Essentially, the issue boils down to a simple equation at this point. The federal government, in the wake of this hotly contested ruling, must recognize legal gay marriages and grant all federal benefits and such that are administered to straight married couples. However, at this point, the ruling still leaves each state’s ability to make its own laws regarding same-sex marriage intact. Basically, if a state has approved gay marriage, then those marriages are automatically going to receive full credibility from the federal government. In states that steadfastly continue to outlaw gay marriage, the ruling doesn’t really matter, because it is still not possible to have a legal gay marriage from their state.
So, based on that description of what has happened here, some people that are against gay marriage might think this was at least a partial victory. A complete Supreme Court mandate would have been a much bigger defeat for those groups, but it may be that the Supreme Court knows how the game is played better than anyone and, to use a basketball term, is giving itself an assist.
Think about it. Now that the federal government has officially chosen to recognize “legal gay marriages,” it will now only be a hop, skip, and a jump before someone in a state that still bans gay marriage to bring it back to the Supreme Court as an individual one state issue.
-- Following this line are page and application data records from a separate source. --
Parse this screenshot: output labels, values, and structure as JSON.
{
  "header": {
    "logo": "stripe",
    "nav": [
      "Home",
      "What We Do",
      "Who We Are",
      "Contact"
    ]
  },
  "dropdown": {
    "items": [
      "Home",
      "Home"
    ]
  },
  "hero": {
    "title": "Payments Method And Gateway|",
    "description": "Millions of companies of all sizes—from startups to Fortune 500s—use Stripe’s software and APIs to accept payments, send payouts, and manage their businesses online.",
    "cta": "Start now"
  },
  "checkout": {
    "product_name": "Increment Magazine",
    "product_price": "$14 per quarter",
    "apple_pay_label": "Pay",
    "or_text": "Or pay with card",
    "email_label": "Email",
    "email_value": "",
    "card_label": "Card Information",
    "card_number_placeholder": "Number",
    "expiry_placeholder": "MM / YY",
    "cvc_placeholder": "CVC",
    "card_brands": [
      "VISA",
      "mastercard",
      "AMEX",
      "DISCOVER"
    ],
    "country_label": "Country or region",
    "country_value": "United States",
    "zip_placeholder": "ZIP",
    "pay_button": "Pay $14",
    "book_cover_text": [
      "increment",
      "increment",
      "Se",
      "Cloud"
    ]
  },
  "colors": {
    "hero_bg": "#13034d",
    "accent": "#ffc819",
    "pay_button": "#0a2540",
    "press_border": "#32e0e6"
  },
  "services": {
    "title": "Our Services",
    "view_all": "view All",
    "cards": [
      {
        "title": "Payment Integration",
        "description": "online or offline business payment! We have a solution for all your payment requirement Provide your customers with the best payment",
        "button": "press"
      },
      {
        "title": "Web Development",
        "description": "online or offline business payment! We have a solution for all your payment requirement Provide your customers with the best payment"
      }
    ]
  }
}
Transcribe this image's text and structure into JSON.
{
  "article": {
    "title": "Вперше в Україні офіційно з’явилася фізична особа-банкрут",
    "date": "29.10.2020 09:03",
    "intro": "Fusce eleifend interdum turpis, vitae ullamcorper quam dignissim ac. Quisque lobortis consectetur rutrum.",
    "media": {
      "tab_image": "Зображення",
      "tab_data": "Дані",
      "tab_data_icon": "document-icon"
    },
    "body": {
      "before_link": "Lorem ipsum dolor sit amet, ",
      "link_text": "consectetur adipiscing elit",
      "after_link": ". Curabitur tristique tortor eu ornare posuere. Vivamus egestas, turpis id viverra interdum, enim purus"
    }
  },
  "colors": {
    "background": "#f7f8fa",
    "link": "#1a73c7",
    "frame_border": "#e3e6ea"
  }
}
By not going too broad on this ruling, the Supreme Court is simply tearing down the wall a brick at a time and working within its own framework. Within the next year or so, expect someone to bring another case (if not hundreds), and before you know it, a very similar but much more comprehensive case will be on the docket again, this time the one that will truly decide the issue for America once and for all. It will also, as everything in America’s politic-centered world, fall around the next round of elections, so the politicization of this is also a very real issue.
So, whichever side you fall on this one, you might be able to parlay this into a victory for now. However, it seems that the direction this issue is going is still clear, and today’s ruling may only be a formality, a stepping stone to bring about change in an orderly and legally bulletproof fashion.